IT security and control firm Sophos has discovered a widespread spam campaign that claims that a powerful explosion occurred at a nuclear power station located in the suburbs of London on the afternoon of September 9.
Samples intercepted by SophosLabs reveal that the emails claim to contain images in an attachment called victims.zip. In fact, clicking on the attachment will not open any pictures of the supposed explosion but will instead run a Trojan horse detected by Sophos as Troj/Agent-HQE. Once installed, the hackers can use the malware to spy on the victim’s computer and steal information for financial gain.
"Rather than use a real life event, the hackers have turned to fictional explosions and conspiracy theories in the hope they will strike a nerve with potential victims who will then click on the attachment without a second thought," said Graham Cluley, senior technology consultant at Sophos.
"All computer users need to show some common sense and delete these messages. It would be some media conspiracy to cover up such a large explosion for two days! Alarm bells should be sounding, but until everyone wakes up to these social engineering tactics, the cybercriminals will continue to use them."
The emails arrive in the potential victim’s inbox with the subject line: ‘Reply: A report on radiation contamination of Canada," and the body of the message reads as follows:
‘On Internet forums there appeared messages of a powerful explosion at a United Kingdom nuclear power station located in the suburbs of London.
According to witnesses’ statements the explosion happened at about 3pm on the 9th of September. In particular, one resident of this town has made a call and had time to inform her relatives that connection in the town was being cut off in order not to let people phone somebody. She insists that the explosion really took place at the nuclear power station, and that it was a really powerful one, and now the radiation cloud is moving.
This information is being unofficially confirmed in public agents’ private conversations.
Besides, local residents place pictures of the explosion consequences and victims’ bodies in their blogs.
The photo’s attached to this email!
Send this email to your friends!’

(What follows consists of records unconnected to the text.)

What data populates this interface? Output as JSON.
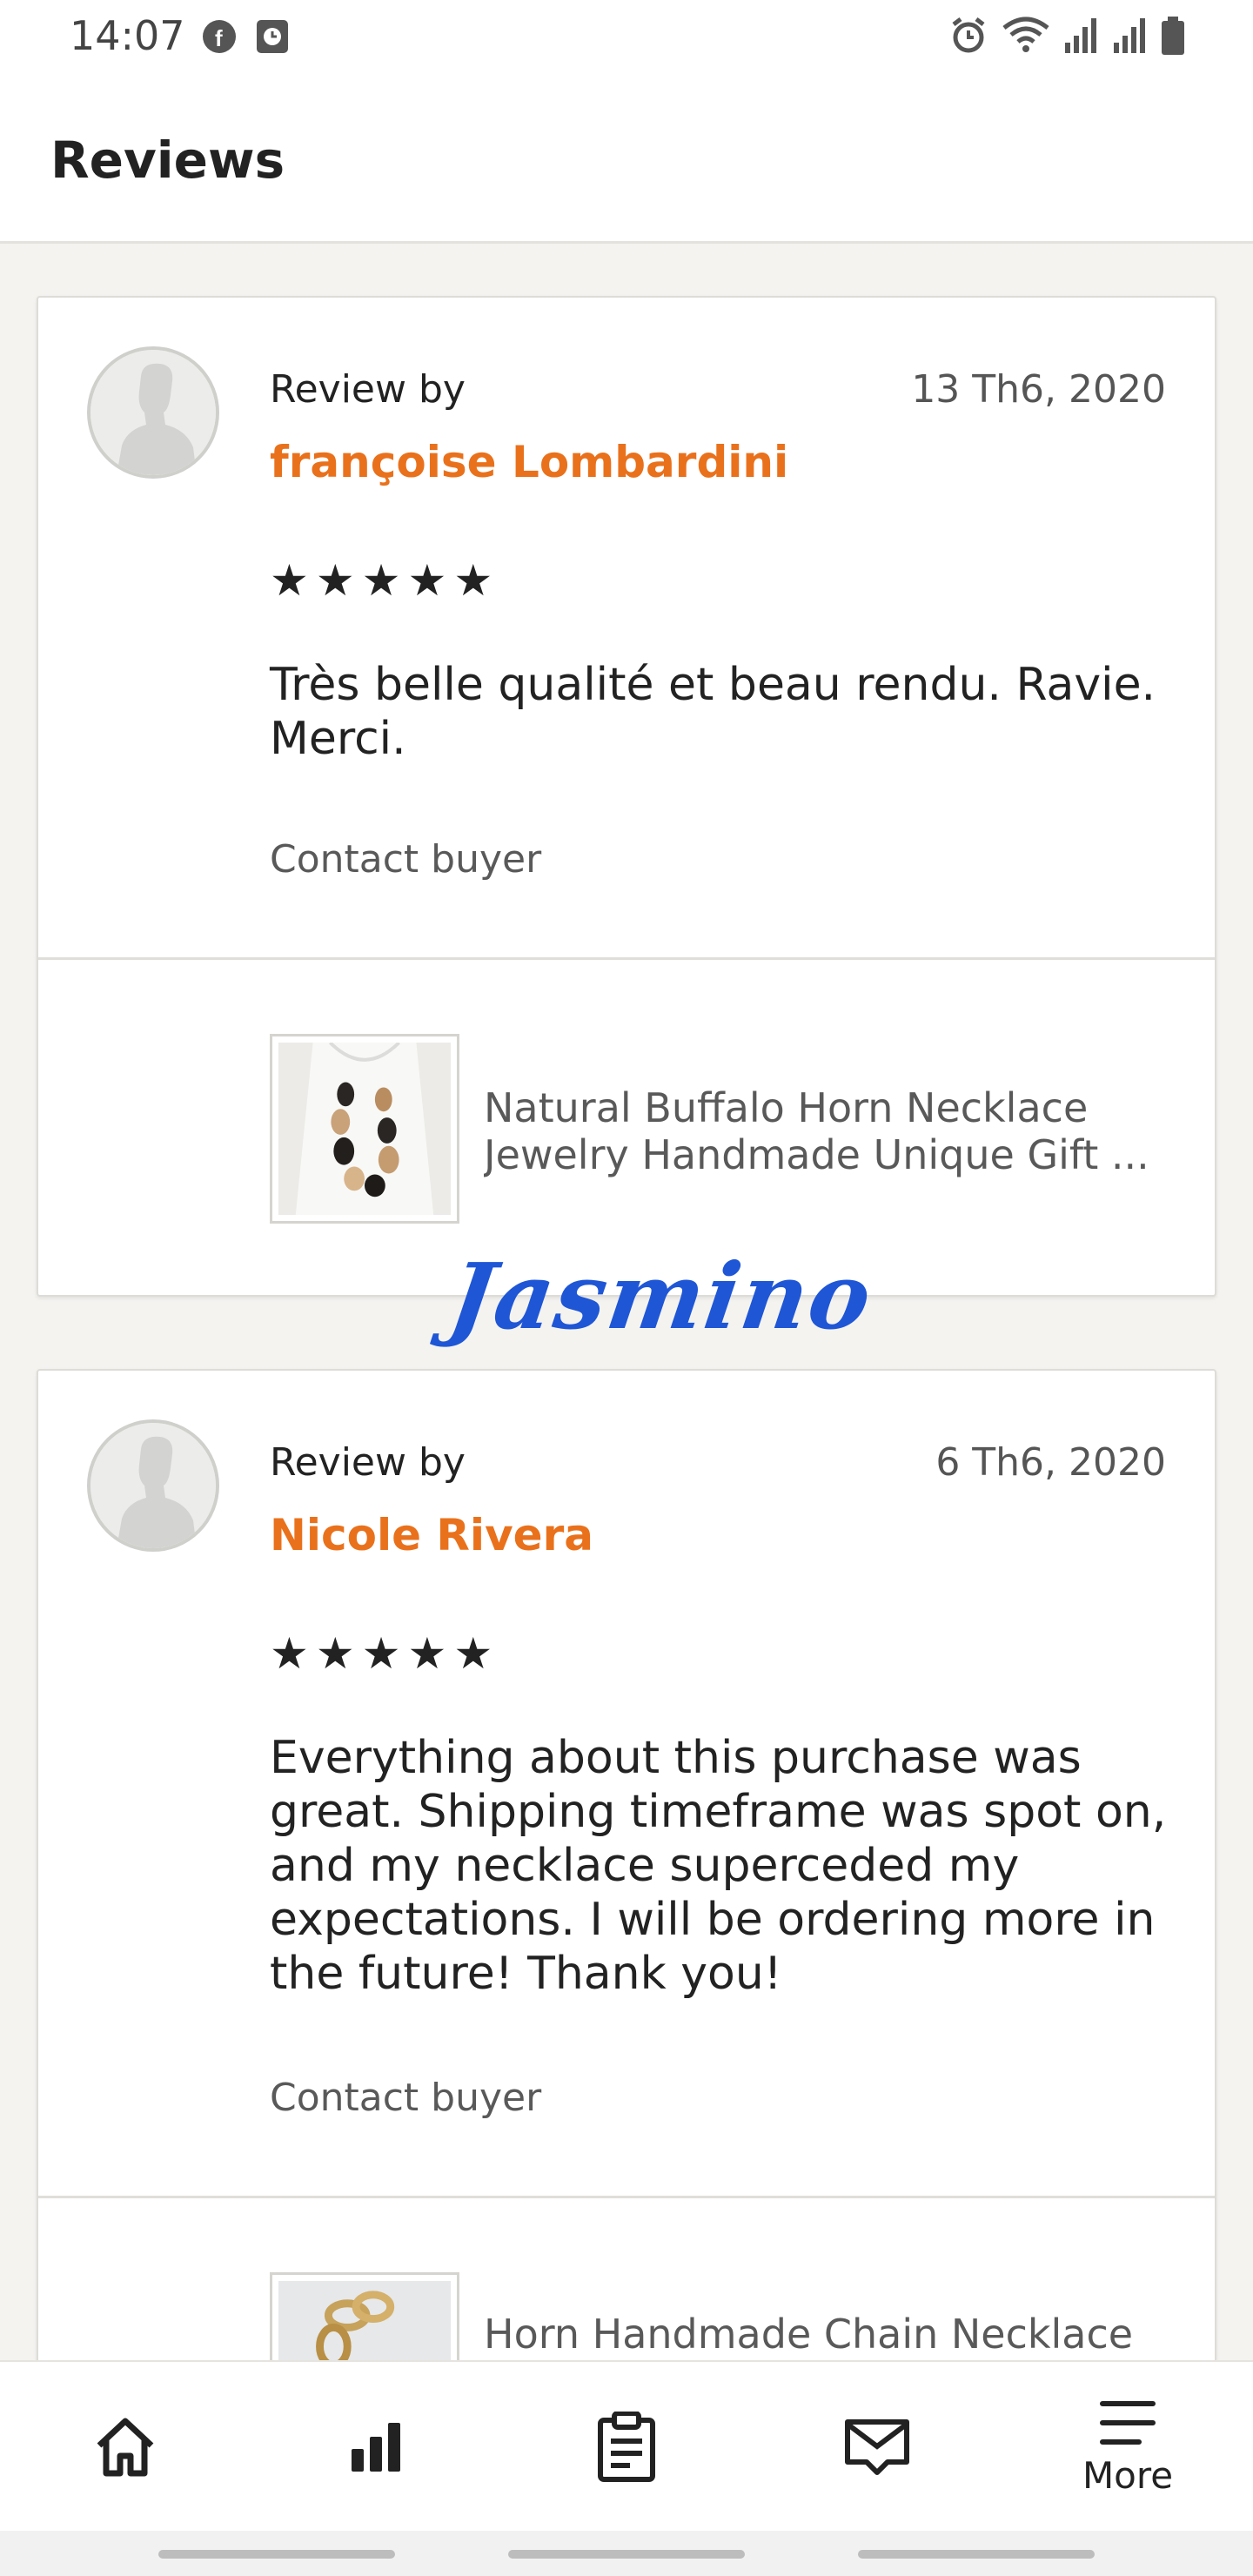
{
  "status_bar": {
    "time": "14:07",
    "left_icons": [
      "facebook-icon",
      "clock-app-icon"
    ],
    "right_icons": [
      "alarm-icon",
      "wifi-icon",
      "signal-icon",
      "signal-icon",
      "battery-icon"
    ]
  },
  "header": {
    "title": "Reviews"
  },
  "reviews": [
    {
      "review_by_label": "Review by",
      "date": "13 Th6, 2020",
      "reviewer": "françoise Lombardini",
      "rating": 5,
      "text": "Très belle qualité et beau rendu. Ravie. Merci.",
      "contact_label": "Contact buyer",
      "listing_title_line1": "Natural Buffalo Horn Necklace",
      "listing_title_line2": "Jewelry Handmade Unique Gift ..."
    },
    {
      "review_by_label": "Review by",
      "date": "6 Th6, 2020",
      "reviewer": "Nicole Rivera",
      "rating": 5,
      "text": "Everything about this purchase was great. Shipping timeframe was spot on, and my necklace superceded my expectations. I will be ordering more in the future! Thank you!",
      "contact_label": "Contact buyer",
      "listing_title_line1": "Horn Handmade Chain Necklace",
      "listing_title_line2": ""
    }
  ],
  "watermark": "Jasmino",
  "bottom_nav": {
    "items": [
      {
        "icon": "home-icon",
        "label": ""
      },
      {
        "icon": "stats-icon",
        "label": ""
      },
      {
        "icon": "orders-clipboard-icon",
        "label": ""
      },
      {
        "icon": "messages-icon",
        "label": ""
      },
      {
        "icon": "menu-icon",
        "label": "More"
      }
    ]
  },
  "colors": {
    "accent": "#e9711c",
    "watermark": "#1e56d6",
    "background": "#f4f3f0"
  }
}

Sophos customers have been protected against the malware since 21.50 on September 10. Sophos recommends all computer users ensure their anti-virus protection is up to date, and run a consolidated solution at the email gateway to defend against viruses and spam. For more information visit Graham Cluley’s blog at –